Textbooks – the wheel already invented
I recently responded to a tweet asking if anyone knew of any decent textbooks to use at KS3. When I tweeted ‘Ignite English from OUP’, one reply seemed surprised that textbooks meeting the new curriculum requirements existed. Ignite English was written to coincide with and support the new curriculum (and the new GCSEs too). Now this may all sound like a bit of advertising for OUP but there are other reasons for resurrecting the textbook in English lessons. Textbooks and their accompanying packages of additional resources have not stood still during these past years when we have all been thinking that it’s cheaper to produce our own materials and I can safely say in favour of textbooks and from first-hand experience:
- Students love them.
- The content has been through several expert pedagogical mills.
- They relieve the staff of writing SoW/detailed lesson plans.
- They look much more appealing than worksheets.
- They eliminate the need for (costly) photocopying/printing.
- They include added extras such as digital resources/teacher companions.
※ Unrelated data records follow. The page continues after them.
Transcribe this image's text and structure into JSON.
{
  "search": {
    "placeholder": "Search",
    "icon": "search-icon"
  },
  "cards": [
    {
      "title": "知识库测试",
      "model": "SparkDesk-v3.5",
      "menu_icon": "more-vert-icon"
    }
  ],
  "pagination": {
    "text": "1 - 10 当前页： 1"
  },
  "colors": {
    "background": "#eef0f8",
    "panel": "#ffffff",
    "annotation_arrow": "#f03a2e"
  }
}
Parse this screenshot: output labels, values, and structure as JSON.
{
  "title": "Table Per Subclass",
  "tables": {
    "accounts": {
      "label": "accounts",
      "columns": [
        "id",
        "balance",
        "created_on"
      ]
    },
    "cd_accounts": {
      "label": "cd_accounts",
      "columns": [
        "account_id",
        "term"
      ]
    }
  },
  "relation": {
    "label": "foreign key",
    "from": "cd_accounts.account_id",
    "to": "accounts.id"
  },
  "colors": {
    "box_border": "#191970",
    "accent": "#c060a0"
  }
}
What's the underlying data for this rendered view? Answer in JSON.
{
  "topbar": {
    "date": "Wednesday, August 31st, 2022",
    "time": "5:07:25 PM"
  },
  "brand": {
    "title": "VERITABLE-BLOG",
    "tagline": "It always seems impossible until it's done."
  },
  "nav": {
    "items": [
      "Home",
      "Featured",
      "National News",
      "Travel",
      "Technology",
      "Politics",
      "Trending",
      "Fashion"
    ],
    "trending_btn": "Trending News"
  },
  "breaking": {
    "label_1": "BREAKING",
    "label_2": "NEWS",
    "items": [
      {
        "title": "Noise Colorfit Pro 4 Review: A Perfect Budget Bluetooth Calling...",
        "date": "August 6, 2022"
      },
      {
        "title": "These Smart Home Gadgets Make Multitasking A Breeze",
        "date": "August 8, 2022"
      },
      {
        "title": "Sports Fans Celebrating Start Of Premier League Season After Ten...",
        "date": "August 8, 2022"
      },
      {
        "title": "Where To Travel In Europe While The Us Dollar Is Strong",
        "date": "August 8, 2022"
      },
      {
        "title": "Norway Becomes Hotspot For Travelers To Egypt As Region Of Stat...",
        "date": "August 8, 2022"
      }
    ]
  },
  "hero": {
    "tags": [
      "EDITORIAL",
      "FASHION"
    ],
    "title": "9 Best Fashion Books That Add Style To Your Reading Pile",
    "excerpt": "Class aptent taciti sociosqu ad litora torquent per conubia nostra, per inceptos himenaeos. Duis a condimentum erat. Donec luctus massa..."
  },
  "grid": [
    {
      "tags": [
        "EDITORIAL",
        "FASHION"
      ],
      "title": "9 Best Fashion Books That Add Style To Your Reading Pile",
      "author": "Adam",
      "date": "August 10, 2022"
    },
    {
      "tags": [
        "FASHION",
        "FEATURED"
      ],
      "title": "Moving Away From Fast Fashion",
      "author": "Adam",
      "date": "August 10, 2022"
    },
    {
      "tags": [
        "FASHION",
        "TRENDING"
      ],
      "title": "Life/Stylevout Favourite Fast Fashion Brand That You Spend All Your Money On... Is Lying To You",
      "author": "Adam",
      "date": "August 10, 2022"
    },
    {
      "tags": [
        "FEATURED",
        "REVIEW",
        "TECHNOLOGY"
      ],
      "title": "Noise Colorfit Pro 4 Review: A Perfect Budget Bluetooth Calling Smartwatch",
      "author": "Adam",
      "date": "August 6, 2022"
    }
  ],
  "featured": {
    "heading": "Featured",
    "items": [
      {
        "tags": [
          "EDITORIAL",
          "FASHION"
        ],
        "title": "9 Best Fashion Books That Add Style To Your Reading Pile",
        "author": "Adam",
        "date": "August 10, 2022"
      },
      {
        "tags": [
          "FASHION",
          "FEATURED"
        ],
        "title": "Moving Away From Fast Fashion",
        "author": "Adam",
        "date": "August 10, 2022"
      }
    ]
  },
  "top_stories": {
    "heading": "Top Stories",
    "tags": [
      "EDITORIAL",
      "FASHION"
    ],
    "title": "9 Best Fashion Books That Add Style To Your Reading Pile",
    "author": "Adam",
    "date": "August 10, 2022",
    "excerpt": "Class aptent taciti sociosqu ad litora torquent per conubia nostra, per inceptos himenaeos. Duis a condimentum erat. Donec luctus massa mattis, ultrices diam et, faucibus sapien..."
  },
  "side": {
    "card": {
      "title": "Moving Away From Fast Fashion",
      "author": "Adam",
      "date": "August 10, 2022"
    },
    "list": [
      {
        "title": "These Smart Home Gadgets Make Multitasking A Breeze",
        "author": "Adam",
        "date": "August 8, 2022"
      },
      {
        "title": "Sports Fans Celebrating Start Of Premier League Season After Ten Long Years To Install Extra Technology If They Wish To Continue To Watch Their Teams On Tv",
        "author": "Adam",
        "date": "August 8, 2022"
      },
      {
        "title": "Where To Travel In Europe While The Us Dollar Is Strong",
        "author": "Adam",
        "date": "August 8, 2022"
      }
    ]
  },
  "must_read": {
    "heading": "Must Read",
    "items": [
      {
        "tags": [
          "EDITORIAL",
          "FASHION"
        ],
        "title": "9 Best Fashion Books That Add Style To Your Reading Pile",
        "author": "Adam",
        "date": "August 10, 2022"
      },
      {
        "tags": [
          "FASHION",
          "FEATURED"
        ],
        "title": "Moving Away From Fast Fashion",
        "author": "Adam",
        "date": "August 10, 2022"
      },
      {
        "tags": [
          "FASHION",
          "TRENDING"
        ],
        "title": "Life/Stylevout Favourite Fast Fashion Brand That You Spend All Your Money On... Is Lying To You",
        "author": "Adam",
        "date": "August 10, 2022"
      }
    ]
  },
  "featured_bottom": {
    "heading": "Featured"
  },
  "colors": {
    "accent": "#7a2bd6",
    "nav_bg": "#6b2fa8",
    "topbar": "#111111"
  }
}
When the first copies of Ignite appeared on my kitchen table, one teacher I know glanced at them and said, “Oh, we don’t use textbooks at our school – we do our own worksheets.” Her tone suggested that textbooks were not good or apposite enough for her department. I remember the rise of the worksheet, which coincided with the availability of word processors. It was genuinely exciting to be able to produce and adapt your own worksheets, designed for your classes and differentiated where appropriate. When the Internet arrived, the whole process went berserk and it became evident that trainee teachers were not learning to teach so much as to download and press ‘print’. Students are now heartily sick of them. Recently, I worked from a new GCSE textbook with a friend’s son and his first reaction was, ”Wow, I like this book – I wish we had books like these in English. All we ever get is worksheets. They all look the same and we always lose them anyway.“ Quite. Worksheets have their place in the learning curve but variety is its spice. The Ignite digital resource incorporates editable worksheets but, again, they have been edited and designed by experts to increase their effectiveness.
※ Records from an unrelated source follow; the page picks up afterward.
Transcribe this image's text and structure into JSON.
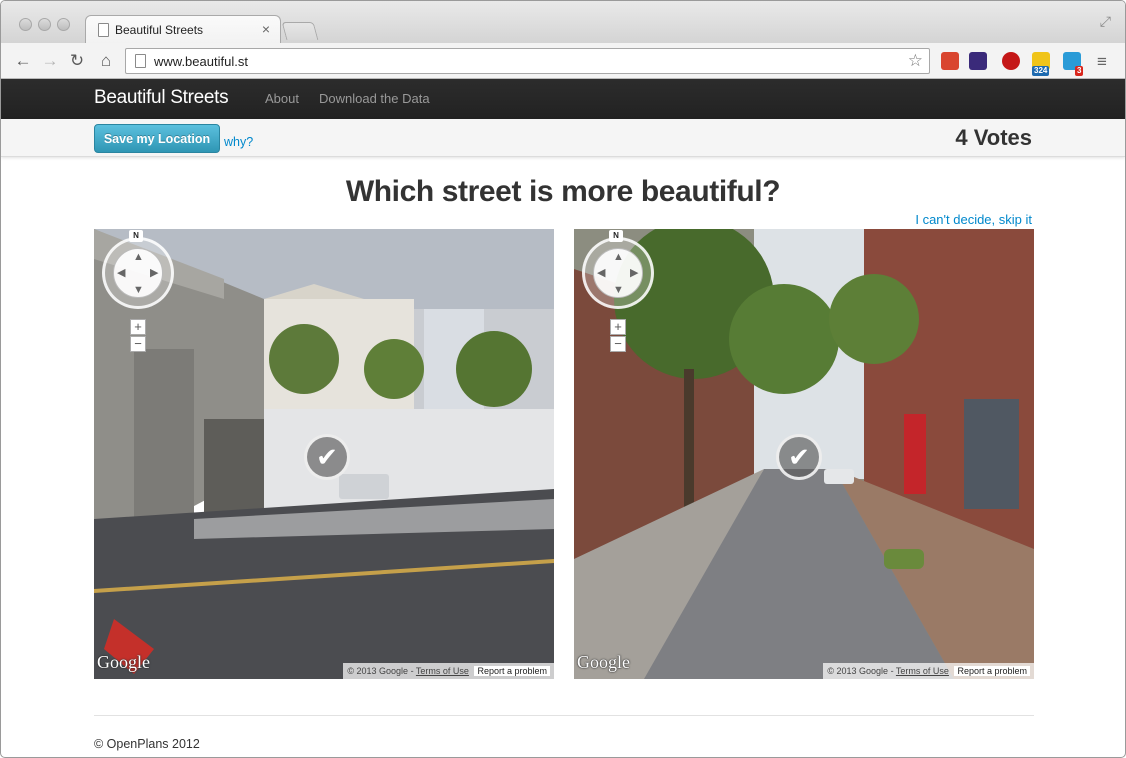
{
  "browser": {
    "tab_title": "Beautiful Streets",
    "tab_close": "×",
    "url": "www.beautiful.st",
    "icons": [
      "back-icon",
      "forward-icon",
      "reload-icon",
      "home-icon",
      "star-icon",
      "menu-icon"
    ],
    "extension_badges": {
      "ext4": "324",
      "ext5": "3"
    }
  },
  "site": {
    "brand": "Beautiful Streets",
    "nav": {
      "about": "About",
      "download": "Download the Data"
    },
    "save_button": "Save my Location",
    "why_link": "why?",
    "votes": "4 Votes",
    "heading": "Which street is more beautiful?",
    "skip_link": "I can't decide, skip it",
    "footer": "© OpenPlans 2012",
    "colors": {
      "navbar": "#222222",
      "link": "#0088cc",
      "button": "#49afcd"
    }
  },
  "panels": {
    "left": {
      "compass_n": "N",
      "google": "Google",
      "copyright": "© 2013 Google -",
      "terms": "Terms of Use",
      "report": "Report a problem"
    },
    "right": {
      "compass_n": "N",
      "google": "Google",
      "copyright": "© 2013 Google -",
      "terms": "Terms of Use",
      "report": "Report a problem"
    }
  }
}
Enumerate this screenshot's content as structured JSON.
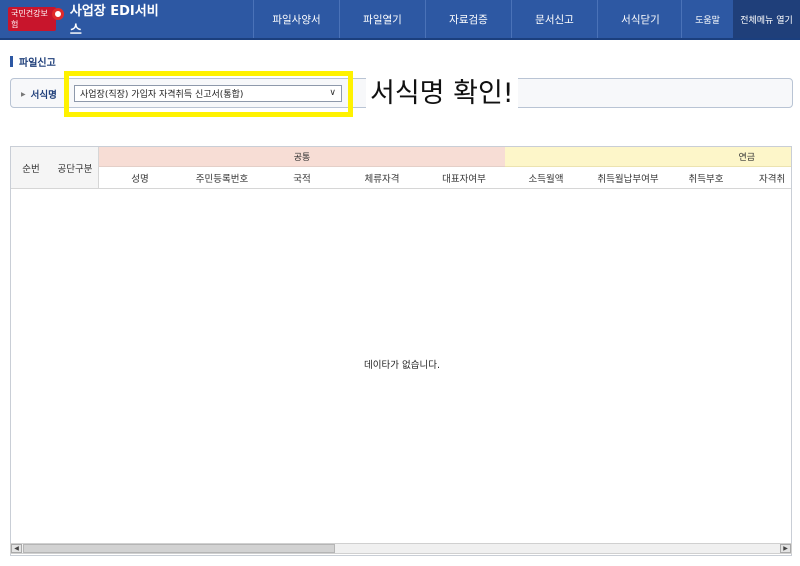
{
  "header": {
    "org_name": "국민건강보험",
    "title": "사업장 EDI서비스",
    "nav": [
      "파일사양서",
      "파일열기",
      "자료검증",
      "문서신고",
      "서식닫기"
    ],
    "help_label": "도움말",
    "all_menu_label": "전체메뉴 열기"
  },
  "page": {
    "title": "파일신고"
  },
  "form": {
    "label": "서식명",
    "selected": "사업장(직장) 가입자 자격취득 신고서(통합)",
    "annotation": "서식명 확인!"
  },
  "grid": {
    "fixed_columns": [
      "순번",
      "공단구분"
    ],
    "groups": {
      "common": "공통",
      "pension": "연금"
    },
    "sub_columns": [
      "성명",
      "주민등록번호",
      "국적",
      "체류자격",
      "대표자여부",
      "소득월액",
      "취득월납부여부",
      "취득부호",
      "자격취"
    ],
    "empty_message": "데이타가 없습니다."
  },
  "colors": {
    "header_bg": "#2d58a3",
    "common_group_bg": "#f7ddd5",
    "pension_group_bg": "#fdf6c9",
    "highlight": "#fff200"
  }
}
Teachers at the school where I work have found using a new series of textbooks enjoyable. They know the curriculum is covered, the students apparently love them and, if we have any absence, teachers find it very straightforward to organise cover work. Instead of spending the holidays rewriting SsoW, they spent some time familiarising themselves with the Ignite English system. This includes unit overviews (medium term plans if you prefer), student books, digital resources and teacher companions. And although a teacher companion sounds like some kind of staffroom armchair, it is in fact pages and pages of tiles (very modern) suggesting starters, plenaries and additional activities for every single lesson in the textbook. As a result, our team quickly realised that they could develop their own tangents and use resources and texts they already valued to complement Ignite materials. The bonus was that they had a safety net for those times when they were so overworked that planning a scheme or even a lesson felt like the proverbial straw. I am sure that the same will apply with the new GCSE courses. Since I started writing parts of textbooks, I have realised that they resemble one of those 19th century samplers on the Antiques Roadshow – the closer you look, the more you are amazed by the detail and the sheer volume of thought contained therein. Teams of experts do not work on these tomes for no reason. We should be more willing to put our trust in the people who have spent a year writing this material and getting it accredited by the boards.
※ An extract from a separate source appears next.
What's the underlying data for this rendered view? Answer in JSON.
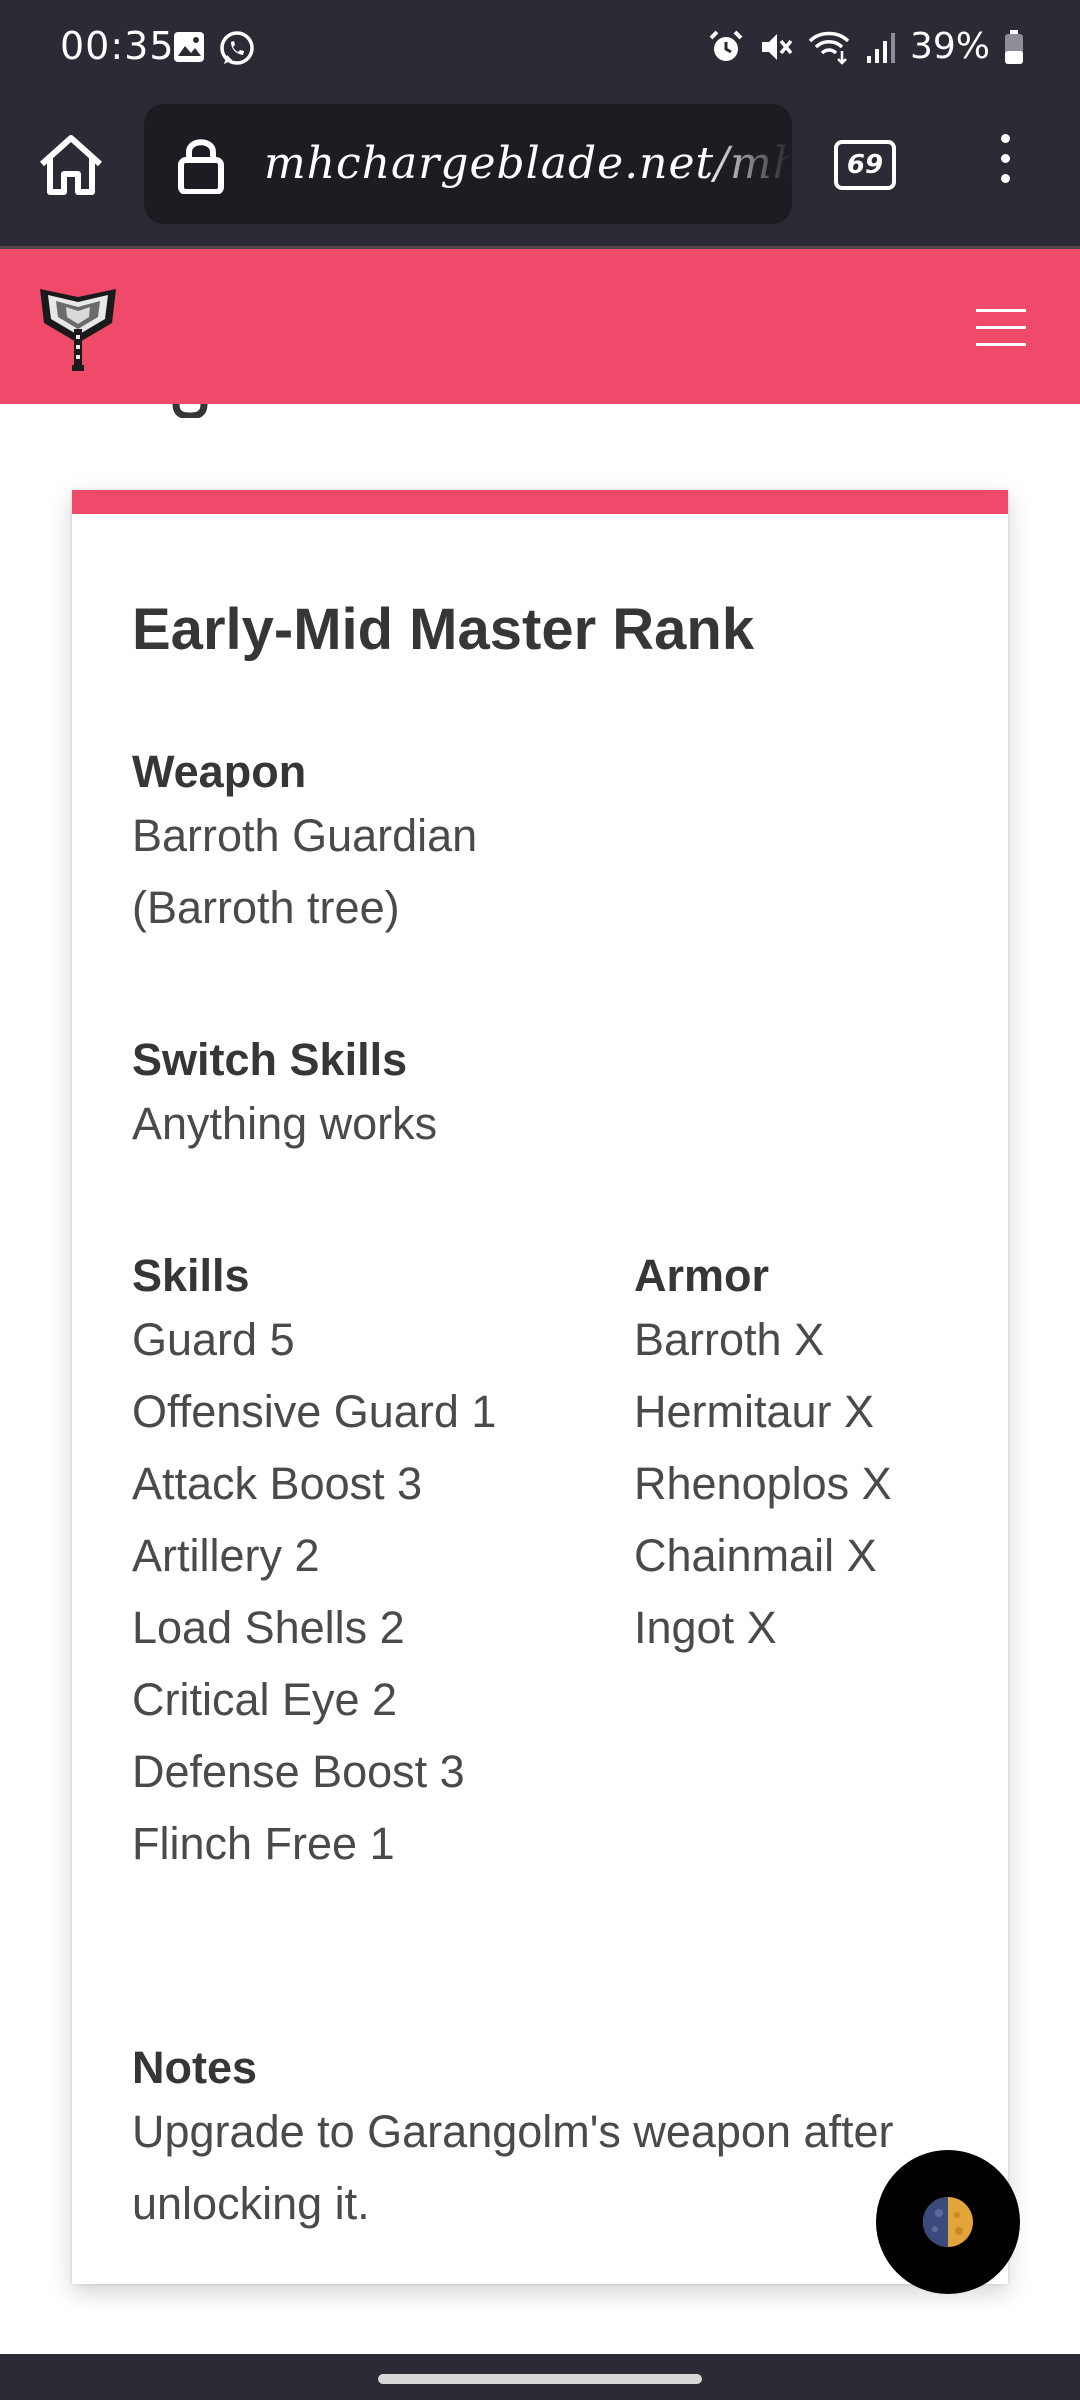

Yes, textbooks cost money but so does the torrent of paper that pours out of photocopiers and printers daily, only to be binned or glued awkwardly into exercise books at the end of each lesson. So do the hours teachers put into searching the Internet or writing the worksheets. And many of the websites offering these materials now charge subscription or download fees. Textbooks put an end to that mayhem at 7.45 a.m. when the copier is either broken or monopolised by panic-stricken NQTs.
I admit I have always loved textbooks – I am that person who stalks the Head of Department begging to take home any, and preferably all, inspection copies. I spy on her pigeonhole. I loiter nearby just as she empties it and groans, so that I can brightly suggest that I relieve her of at least some of the burden. One of the only perks of being a Leader of English myself was that these packages were addressed to me. Perhaps it is because I love books that I love textbooks – they are books but bigger. And for that reason, if no other, English teachers should ask themselves if they and their ‘client group’ really do prefer worksheets and powerpoint presentations…